The buyer and seller executed an Arizona REALTOR® Residential Resale Purchase Contract with a standard 10-day inspection. On the 12th day after the Contract was entered into, the buyer provided a Buyers Inspection Notice and Sellers Response (“BINSR”) requesting that several items be repaired. The seller claims that the late BINSR is a breach of the contract and issued a three-day cure. The three days have now passed and the seller is attempting to cancel the contract so he can sell to another buyer for significantly more money.

ISSUE:                      

Is the seller allowed to cancel the contract because the BINSR was late?

ANSWER:                   

See discussion.

DISCUSSION:

The inspection contingency and the BINSR process afford the buyer an opportunity to inspect and either request repairs or cancel the transaction provided the repair requests are made within the agreed upon inspection timeframe. Here, the buyer provided the BINSR two (2) days after the inspection period expired. The result of the late BINSR is that the buyer has lost the inspection contingency; he no longer has the right to cancel the contract based on the property condition or request repairs.
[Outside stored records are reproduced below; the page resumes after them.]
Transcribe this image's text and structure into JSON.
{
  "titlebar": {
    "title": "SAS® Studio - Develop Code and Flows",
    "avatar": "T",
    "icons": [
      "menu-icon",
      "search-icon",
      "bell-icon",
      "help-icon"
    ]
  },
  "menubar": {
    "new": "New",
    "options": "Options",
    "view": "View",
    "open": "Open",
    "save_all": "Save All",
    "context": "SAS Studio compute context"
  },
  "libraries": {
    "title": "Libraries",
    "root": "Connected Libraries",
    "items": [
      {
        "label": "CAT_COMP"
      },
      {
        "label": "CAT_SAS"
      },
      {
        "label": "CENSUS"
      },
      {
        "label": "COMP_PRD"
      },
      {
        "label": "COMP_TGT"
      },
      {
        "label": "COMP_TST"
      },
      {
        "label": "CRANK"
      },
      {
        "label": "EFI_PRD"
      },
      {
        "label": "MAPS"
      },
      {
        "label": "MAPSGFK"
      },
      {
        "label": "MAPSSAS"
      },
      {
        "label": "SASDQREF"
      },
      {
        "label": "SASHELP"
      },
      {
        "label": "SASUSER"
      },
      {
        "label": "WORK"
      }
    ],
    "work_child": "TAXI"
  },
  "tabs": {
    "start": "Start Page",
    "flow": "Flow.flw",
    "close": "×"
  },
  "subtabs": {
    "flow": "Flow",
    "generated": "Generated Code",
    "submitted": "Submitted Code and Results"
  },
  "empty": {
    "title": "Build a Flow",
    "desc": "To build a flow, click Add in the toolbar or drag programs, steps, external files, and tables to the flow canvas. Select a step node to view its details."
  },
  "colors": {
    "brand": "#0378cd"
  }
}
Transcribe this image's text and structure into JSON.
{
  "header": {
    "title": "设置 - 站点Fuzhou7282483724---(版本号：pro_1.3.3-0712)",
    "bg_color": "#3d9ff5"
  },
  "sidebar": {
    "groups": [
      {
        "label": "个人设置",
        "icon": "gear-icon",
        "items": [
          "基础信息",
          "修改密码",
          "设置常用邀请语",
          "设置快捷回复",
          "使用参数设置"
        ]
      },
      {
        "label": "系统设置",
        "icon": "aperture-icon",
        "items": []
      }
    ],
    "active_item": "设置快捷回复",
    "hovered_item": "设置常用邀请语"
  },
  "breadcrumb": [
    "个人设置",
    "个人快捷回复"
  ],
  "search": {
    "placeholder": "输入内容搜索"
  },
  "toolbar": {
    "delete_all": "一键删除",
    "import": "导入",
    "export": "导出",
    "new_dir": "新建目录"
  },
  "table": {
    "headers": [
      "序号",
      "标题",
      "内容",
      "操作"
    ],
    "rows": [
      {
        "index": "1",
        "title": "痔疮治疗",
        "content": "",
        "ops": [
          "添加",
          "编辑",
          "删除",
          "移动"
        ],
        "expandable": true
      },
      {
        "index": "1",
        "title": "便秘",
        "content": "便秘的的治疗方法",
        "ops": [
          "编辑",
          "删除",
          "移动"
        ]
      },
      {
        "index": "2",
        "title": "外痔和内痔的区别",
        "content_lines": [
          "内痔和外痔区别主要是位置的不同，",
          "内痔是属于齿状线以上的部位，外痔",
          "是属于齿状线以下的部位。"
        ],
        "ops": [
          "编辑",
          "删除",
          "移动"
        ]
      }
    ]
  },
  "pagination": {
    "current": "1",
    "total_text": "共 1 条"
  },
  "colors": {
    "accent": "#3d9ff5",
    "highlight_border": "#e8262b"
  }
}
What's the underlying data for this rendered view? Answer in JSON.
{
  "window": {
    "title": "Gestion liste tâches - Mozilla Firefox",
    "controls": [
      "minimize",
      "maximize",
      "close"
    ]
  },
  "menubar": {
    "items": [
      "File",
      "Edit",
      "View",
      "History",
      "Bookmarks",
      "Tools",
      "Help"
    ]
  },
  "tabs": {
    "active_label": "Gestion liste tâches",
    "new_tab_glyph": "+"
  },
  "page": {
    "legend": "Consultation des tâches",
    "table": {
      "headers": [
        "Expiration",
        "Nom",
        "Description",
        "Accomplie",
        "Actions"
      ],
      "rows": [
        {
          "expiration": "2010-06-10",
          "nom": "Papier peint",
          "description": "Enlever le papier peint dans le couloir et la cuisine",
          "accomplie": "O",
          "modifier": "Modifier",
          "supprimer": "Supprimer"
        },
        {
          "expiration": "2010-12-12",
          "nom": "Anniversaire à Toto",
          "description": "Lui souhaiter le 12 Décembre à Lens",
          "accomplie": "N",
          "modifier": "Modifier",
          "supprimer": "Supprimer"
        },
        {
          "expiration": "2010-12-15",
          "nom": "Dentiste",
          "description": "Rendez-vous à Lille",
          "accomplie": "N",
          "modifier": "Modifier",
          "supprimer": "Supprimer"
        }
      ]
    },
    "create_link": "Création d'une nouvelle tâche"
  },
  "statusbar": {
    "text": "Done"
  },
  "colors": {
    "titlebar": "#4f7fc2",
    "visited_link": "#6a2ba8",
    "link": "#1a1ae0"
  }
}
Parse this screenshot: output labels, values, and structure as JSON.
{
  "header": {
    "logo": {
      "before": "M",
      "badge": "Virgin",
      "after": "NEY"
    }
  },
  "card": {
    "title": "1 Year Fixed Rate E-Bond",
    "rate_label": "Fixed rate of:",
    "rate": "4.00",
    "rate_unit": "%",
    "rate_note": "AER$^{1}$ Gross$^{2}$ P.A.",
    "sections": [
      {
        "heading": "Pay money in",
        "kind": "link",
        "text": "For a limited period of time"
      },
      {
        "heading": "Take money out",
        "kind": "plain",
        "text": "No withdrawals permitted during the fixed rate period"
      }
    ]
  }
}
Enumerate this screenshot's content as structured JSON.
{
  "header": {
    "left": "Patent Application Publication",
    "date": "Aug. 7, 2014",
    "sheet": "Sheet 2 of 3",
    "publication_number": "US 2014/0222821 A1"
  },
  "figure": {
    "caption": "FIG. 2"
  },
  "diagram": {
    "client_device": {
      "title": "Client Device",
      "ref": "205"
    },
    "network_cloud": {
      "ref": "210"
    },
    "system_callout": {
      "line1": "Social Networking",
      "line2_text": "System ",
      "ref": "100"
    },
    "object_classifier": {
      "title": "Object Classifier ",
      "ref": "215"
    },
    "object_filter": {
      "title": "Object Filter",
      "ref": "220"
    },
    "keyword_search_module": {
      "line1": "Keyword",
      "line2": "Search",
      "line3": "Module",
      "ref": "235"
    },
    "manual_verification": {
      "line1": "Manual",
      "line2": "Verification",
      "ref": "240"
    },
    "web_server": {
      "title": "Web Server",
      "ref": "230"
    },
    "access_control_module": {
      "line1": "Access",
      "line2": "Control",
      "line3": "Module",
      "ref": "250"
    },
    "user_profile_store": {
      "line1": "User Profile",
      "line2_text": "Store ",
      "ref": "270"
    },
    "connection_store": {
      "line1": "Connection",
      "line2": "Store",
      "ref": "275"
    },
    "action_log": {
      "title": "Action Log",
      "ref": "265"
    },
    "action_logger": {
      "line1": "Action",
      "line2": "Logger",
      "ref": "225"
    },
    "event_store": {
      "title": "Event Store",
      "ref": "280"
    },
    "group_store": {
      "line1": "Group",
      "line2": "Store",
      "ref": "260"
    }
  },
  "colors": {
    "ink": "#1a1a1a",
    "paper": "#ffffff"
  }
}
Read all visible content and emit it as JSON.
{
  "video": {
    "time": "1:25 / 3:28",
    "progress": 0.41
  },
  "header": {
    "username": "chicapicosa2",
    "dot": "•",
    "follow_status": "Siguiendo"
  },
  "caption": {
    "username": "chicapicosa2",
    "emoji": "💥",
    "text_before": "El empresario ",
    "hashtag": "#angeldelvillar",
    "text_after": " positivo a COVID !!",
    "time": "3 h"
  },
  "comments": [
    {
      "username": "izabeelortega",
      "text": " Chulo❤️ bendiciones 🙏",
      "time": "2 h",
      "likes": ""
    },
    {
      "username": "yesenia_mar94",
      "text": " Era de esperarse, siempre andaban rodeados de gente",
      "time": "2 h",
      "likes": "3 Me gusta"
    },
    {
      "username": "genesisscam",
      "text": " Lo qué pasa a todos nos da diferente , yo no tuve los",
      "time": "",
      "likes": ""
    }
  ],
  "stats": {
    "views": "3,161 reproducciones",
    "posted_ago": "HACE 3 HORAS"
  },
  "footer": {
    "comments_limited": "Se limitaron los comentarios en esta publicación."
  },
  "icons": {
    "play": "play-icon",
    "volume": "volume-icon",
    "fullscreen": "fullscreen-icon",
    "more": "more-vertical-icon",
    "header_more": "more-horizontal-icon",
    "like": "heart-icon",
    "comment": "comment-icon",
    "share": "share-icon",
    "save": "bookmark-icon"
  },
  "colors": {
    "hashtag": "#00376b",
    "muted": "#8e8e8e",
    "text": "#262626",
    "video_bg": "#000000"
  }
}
The buyer is contractually obligated to close escrow regardless of the items requested in the BINSR. The late BINSR, however, does not give the seller the legal right to cancel the contract.